In this study, we present an overview of the As crisis in the Southeast Asian region where groundwater is contaminated with naturally occurring As and where contamination has become more widespread in recent by: In-Situ Remediation of Arsenic-Contaminated Sites (Arsenic in the environment Book 6) - Kindle edition by Jochen Bundschuh, Hartmut M.

Holländer, Lena Qiying Ma. Download it once and read it on your Kindle device, PC, phones or tablets. Use features like bookmarks, note taking and highlighting while reading In-Situ Remediation of Arsenic-Contaminated Sites (Arsenic in the environment Book. The degree of groundwater arsenic contamination by aforesaid anthropogenic sources is much less as compared to the natural sources; however, their contribution cannot be neglected.

Arsenic in groundwater exists primarily as oxy anions representing two oxidation states: arsenic (arsenite) and arsenic (+V) (arsenate) [34, 35].Cited by: Arsenic can also be introduced into the groundwater anthropogenically through the application of the arsenic-rich herbicides and pesticides that are frequently used on agricultural lands.

The maximum acceptable levels of dissolved arsenic in drinking water is mg/l and mg/l according to the World Health Organization and the United Cited by:   Arsenic contamination situation. In the yearthe water samples of some tubewells located in the northern bordering area of Bangladesh were examined for arsenic contamination and found to contain arsenic in the range of – mg/L, which was higher than the Bangladesh standard level of arsenic in drinking water ( mg/L).3,13,21–23 Within Cited by: 4.

How does arsenic enter the environment?

Description Arsenic in Soil and Groundwater Environment, Volume 9 EPUB

Arsenic enters water sources through erosion of natural deposits in rocks. It is also present from industrial output, such as burning of arsenic containing compounds, and agriculture waste by-products.

Arsenic dissolves in water and may be present in groundwater, lakes, and rivers.Arsenic (As) toxicity in soil and water is an increasing menace around the globe.

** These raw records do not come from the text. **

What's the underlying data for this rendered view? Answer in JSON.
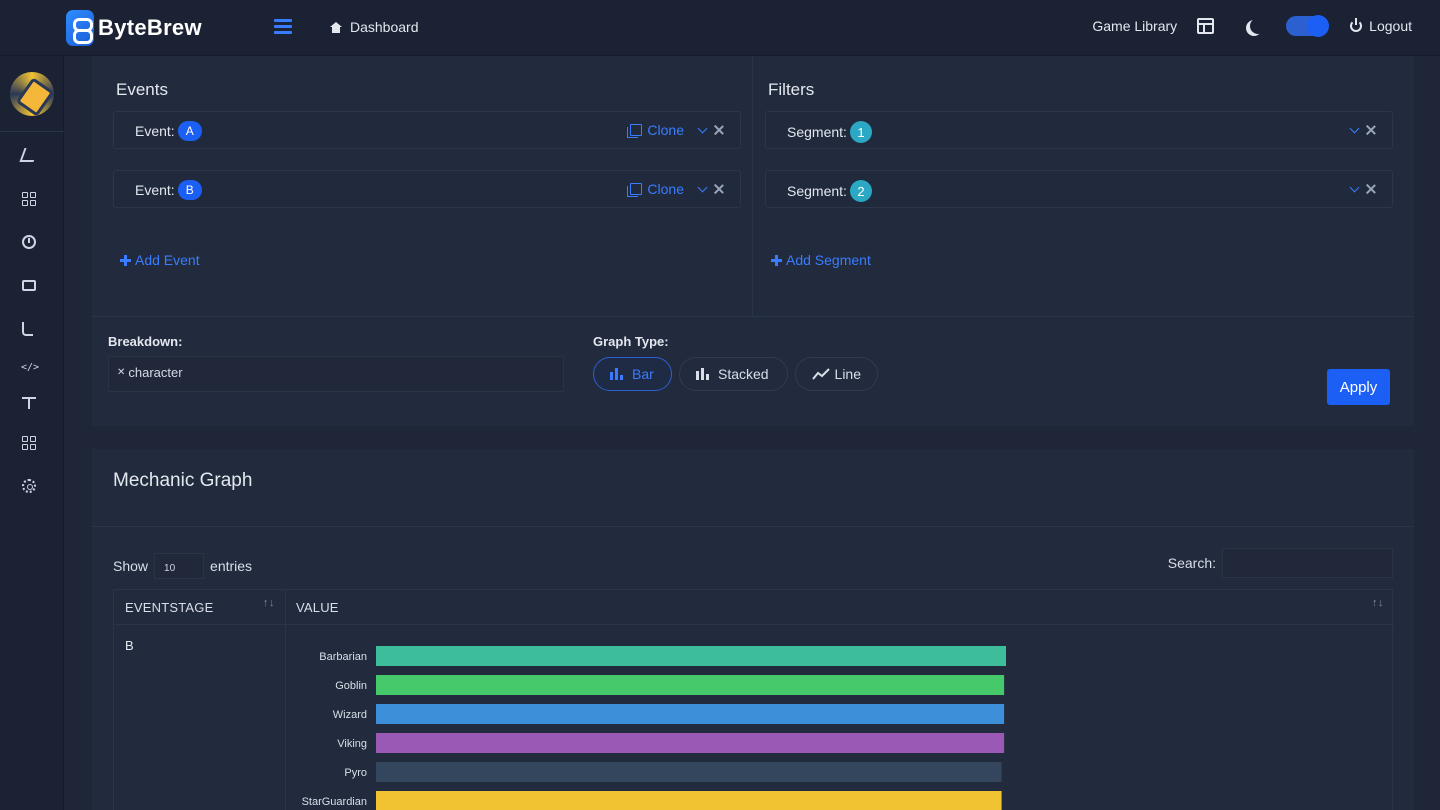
{
  "header": {
    "brand": "ByteBrew",
    "dashboard_label": "Dashboard",
    "game_library_label": "Game Library",
    "logout_label": "Logout",
    "icons": [
      "menu-icon",
      "home-icon",
      "layout-icon",
      "moon-icon",
      "power-icon"
    ]
  },
  "sidebar": {
    "icons": [
      "bolt-icon",
      "grid-icon",
      "clock-icon",
      "folder-icon",
      "branch-icon",
      "code-icon",
      "scale-icon",
      "apps-icon",
      "gear-icon"
    ]
  },
  "events": {
    "title": "Events",
    "rows": [
      {
        "label": "Event:",
        "badge": "A",
        "clone_label": "Clone"
      },
      {
        "label": "Event:",
        "badge": "B",
        "clone_label": "Clone"
      }
    ],
    "add_label": "Add Event"
  },
  "filters": {
    "title": "Filters",
    "rows": [
      {
        "label": "Segment:",
        "badge": "1"
      },
      {
        "label": "Segment:",
        "badge": "2"
      }
    ],
    "add_label": "Add Segment"
  },
  "breakdown": {
    "label": "Breakdown:",
    "tags": [
      "character"
    ]
  },
  "graph_type": {
    "label": "Graph Type:",
    "options": [
      "Bar",
      "Stacked",
      "Line"
    ],
    "selected": "Bar"
  },
  "apply_label": "Apply",
  "mechanic_graph": {
    "title": "Mechanic Graph",
    "show_label": "Show",
    "entries_value": "10",
    "entries_label": "entries",
    "search_label": "Search:",
    "columns": [
      "EVENTSTAGE",
      "VALUE"
    ],
    "rows": [
      {
        "eventstage": "B"
      }
    ]
  },
  "chart_data": {
    "type": "bar",
    "orientation": "horizontal",
    "categories": [
      "Barbarian",
      "Goblin",
      "Wizard",
      "Viking",
      "Pyro",
      "StarGuardian"
    ],
    "values": [
      100,
      99.7,
      99.7,
      99.7,
      99.3,
      99.3
    ],
    "colors": [
      "#3dbd9a",
      "#45c96a",
      "#3d8fd9",
      "#9b59b6",
      "#34455e",
      "#f1c232"
    ],
    "xlim": [
      0,
      100
    ],
    "grid": false,
    "legend": "none"
  }
}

Its concentration both in soil and environment is due to natural and anthropogenic activities. Rising arsenic concentrations in groundwater is alarming due to the health risks to plants, animals, and human beings. Anthropogenic As contamination of soil may result from mining, milling, and Cited by: